→ **Extracted information**
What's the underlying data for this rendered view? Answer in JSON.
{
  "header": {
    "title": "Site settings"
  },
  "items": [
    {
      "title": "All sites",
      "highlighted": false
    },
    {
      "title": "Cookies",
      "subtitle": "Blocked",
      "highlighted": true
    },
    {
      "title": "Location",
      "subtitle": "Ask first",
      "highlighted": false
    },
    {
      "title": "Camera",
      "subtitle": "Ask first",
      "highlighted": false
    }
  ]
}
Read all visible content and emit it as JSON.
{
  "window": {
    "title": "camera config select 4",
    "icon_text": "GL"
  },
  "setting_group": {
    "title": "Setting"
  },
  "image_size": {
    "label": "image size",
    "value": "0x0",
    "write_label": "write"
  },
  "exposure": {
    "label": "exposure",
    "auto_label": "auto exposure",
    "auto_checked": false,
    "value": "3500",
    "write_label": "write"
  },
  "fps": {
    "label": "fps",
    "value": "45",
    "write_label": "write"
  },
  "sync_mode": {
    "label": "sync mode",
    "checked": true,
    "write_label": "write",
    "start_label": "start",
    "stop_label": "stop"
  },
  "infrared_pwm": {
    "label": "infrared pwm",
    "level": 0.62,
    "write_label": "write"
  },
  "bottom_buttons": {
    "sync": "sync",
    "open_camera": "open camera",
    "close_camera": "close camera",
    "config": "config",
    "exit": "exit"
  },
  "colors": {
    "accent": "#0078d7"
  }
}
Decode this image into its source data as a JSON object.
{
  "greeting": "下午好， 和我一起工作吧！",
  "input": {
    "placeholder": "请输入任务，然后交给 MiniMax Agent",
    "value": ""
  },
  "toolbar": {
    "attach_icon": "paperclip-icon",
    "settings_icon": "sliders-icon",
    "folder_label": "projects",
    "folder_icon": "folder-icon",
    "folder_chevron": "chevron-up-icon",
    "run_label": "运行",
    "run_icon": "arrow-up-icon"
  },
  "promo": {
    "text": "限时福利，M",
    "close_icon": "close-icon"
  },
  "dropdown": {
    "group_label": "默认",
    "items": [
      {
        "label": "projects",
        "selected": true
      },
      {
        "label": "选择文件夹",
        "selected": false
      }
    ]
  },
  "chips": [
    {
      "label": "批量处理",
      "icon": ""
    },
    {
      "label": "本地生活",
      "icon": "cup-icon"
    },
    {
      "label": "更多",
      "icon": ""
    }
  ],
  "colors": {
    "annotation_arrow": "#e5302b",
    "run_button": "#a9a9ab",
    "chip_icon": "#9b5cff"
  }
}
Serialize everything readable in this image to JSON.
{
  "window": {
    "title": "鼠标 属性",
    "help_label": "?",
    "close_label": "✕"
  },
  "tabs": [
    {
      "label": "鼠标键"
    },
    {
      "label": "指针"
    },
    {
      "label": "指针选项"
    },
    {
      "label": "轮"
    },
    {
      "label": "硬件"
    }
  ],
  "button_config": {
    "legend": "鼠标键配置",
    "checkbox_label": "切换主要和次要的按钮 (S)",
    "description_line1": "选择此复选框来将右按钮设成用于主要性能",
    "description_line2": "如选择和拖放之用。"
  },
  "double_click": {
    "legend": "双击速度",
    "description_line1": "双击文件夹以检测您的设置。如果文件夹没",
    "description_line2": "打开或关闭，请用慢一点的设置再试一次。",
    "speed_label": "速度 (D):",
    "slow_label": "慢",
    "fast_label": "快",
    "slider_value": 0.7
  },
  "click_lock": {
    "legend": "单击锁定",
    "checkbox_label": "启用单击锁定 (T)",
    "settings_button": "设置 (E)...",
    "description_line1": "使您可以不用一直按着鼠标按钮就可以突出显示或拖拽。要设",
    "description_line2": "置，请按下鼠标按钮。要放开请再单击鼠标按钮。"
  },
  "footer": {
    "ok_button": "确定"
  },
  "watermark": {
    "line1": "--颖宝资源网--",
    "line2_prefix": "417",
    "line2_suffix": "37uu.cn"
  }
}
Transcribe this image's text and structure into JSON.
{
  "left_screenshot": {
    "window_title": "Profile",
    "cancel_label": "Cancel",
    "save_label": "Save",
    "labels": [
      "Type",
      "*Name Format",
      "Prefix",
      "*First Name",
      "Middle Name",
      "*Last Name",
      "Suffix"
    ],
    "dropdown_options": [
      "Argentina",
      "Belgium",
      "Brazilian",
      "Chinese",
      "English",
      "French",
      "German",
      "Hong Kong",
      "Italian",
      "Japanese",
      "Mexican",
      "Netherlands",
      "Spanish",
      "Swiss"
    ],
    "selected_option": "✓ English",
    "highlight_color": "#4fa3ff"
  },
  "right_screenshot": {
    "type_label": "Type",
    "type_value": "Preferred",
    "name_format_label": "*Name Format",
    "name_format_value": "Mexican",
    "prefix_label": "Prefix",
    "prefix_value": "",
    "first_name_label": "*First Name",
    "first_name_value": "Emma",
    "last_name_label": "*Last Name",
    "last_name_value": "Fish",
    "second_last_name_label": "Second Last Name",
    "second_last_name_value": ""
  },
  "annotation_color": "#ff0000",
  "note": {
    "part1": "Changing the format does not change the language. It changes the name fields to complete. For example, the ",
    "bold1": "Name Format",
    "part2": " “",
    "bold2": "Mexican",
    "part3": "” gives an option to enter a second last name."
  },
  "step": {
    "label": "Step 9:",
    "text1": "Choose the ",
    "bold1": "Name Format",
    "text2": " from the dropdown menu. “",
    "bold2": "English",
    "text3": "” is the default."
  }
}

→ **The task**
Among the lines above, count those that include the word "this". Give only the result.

→ **Response box**
4